Essentials of Complete Denture Prosthodontics. By Toronto: Saunders, 1979, pp. 329, price f29.00.

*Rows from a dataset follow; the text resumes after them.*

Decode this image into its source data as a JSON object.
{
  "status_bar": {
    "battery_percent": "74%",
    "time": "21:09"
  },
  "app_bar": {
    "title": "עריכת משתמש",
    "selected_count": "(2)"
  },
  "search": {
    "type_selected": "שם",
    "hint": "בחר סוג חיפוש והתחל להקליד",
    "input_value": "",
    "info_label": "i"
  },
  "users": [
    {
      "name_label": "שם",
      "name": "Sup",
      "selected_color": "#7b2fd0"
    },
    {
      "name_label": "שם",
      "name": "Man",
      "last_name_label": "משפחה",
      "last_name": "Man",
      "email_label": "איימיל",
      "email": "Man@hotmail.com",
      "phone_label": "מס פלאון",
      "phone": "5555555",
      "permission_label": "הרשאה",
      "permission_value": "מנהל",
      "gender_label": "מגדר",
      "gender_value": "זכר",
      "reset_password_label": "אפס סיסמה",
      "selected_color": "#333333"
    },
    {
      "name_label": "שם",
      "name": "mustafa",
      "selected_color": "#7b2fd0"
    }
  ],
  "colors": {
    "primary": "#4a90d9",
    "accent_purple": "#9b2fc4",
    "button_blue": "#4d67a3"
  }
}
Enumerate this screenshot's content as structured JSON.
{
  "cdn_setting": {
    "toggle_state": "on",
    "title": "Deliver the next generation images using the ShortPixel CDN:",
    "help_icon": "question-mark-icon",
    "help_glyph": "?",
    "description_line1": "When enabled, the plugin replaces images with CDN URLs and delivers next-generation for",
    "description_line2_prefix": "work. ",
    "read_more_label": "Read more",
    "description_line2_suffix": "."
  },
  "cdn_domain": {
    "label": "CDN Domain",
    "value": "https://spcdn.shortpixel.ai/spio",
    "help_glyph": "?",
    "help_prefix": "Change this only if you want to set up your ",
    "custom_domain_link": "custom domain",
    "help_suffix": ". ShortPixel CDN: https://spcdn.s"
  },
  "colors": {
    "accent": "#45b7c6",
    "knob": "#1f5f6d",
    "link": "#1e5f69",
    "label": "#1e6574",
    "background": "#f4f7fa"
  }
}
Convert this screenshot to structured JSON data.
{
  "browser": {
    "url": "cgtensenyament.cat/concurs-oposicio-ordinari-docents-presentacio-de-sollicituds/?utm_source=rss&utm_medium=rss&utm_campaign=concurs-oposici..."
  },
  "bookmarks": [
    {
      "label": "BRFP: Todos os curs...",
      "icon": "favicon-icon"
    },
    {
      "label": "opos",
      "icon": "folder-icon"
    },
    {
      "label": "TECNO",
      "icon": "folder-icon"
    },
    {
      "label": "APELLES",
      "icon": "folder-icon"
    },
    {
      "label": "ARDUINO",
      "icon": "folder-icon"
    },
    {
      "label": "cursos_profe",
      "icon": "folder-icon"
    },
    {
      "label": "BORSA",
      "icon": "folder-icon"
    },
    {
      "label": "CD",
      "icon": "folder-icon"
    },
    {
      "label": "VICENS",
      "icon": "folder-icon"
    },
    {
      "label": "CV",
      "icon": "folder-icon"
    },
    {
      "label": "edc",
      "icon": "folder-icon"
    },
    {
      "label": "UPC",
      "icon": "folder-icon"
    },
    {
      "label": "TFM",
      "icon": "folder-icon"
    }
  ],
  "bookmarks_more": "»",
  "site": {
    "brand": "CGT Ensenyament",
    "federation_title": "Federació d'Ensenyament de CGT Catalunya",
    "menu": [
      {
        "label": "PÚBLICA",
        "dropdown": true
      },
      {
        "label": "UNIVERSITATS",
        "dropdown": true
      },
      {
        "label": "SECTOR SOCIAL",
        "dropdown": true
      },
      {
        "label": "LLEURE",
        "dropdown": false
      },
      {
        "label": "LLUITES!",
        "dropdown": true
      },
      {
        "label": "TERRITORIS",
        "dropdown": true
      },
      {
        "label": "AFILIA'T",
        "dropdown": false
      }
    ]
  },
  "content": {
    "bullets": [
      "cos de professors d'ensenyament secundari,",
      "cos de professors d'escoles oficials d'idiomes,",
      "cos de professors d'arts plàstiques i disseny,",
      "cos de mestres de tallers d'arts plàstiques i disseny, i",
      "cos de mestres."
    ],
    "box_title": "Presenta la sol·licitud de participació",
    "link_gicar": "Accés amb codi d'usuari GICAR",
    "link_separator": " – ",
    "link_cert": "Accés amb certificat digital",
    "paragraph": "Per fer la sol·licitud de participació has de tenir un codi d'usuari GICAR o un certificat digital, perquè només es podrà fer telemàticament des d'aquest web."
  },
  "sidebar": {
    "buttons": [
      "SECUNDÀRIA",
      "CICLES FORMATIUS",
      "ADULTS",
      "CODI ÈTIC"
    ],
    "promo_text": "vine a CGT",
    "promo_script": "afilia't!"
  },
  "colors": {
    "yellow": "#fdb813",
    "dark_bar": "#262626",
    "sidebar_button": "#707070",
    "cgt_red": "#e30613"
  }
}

This textbook is expanded from a series of papers published in Dental Clinics of North America and contains contributions from no less than 30 authors, many of whom are prominent in the prosthodontic field. The approach to the subject is divided into the pre-treatment, constructional and maintenance phases of complete denture prosthodontics, and is followed by a section dealing with special techniques. The opening section includes oral anatomy and physiology with specific reference to complete denture treatment, together with some selected systemic diseases likely to occur in the complete denture age group. The latter, however, devotes a disproportionate amount of space to neoplastic conditions and the chapter is interspersed with several unnecessary case reports. The construction of complete dentures includes the surgical approach, treatment planning, clinical stages, and laboratory procedures. Although extensive, the section suffers from some lack of continuity and considerable repetition, which is only partly relieved by the cross references present. A large amount of attention has been given to laboratory techniques which are the province of the technician, and appear out of place in a modern text on clinical prosthodontics. A degree of imbalance is also present as shown by the fact that 20 pages are devoted to the methods of establishing a postdam whilst only 17 pages are used to cover the subject of jaw relations, which is possibly the most fundamental stage in denture construction. It is gratifying, however, to see the emphasis which has been placed on the physiology and mechanics of occlusion, load distribution and evaluation of occlusal form and balance. The third section is directed to the post-insertion phase of complete denture treatment and the desirability of follow-up treatment and patient education in the widest sense, subjects which are often unfortunately absent in many standard textbooks on prosthodontics. Included in this section is a chapter on repairs which is purely laboratory orientated and fails to consider the clinical problems which may lead to denture fracture. The final section dealing with specialised techniques includes immediate dentures, overdentures, obturators, implants, geriatric problems, and the biocompatibility of denture base materials. Although each chapter tends to cover a single subject in detail, the illustrations and script may cause confusion between immediate dentures and overdentures. Once again in the section there is unnecessary repetition, particularly with regard to occlusion and jaw relationships. For the specialist this part of the book is probably the most valuable. In conclusion this is a textbook of limited appeal, even within the prosthodontic field. The contributors have been allowed to pursue extensively their own chosen interest in prosthodontics to the detriment of continuity and verbal economy. This has resulted in a large book with irritating repetition and excessive use of unnecessary illustrations. As such it will be of little value for undergraduate students. Nevertheless it does present a variety of authoritive views on complete denture prosthodontics and should find a place in the library of specialists and embryo specialists within that field. W. R. E. LAIRD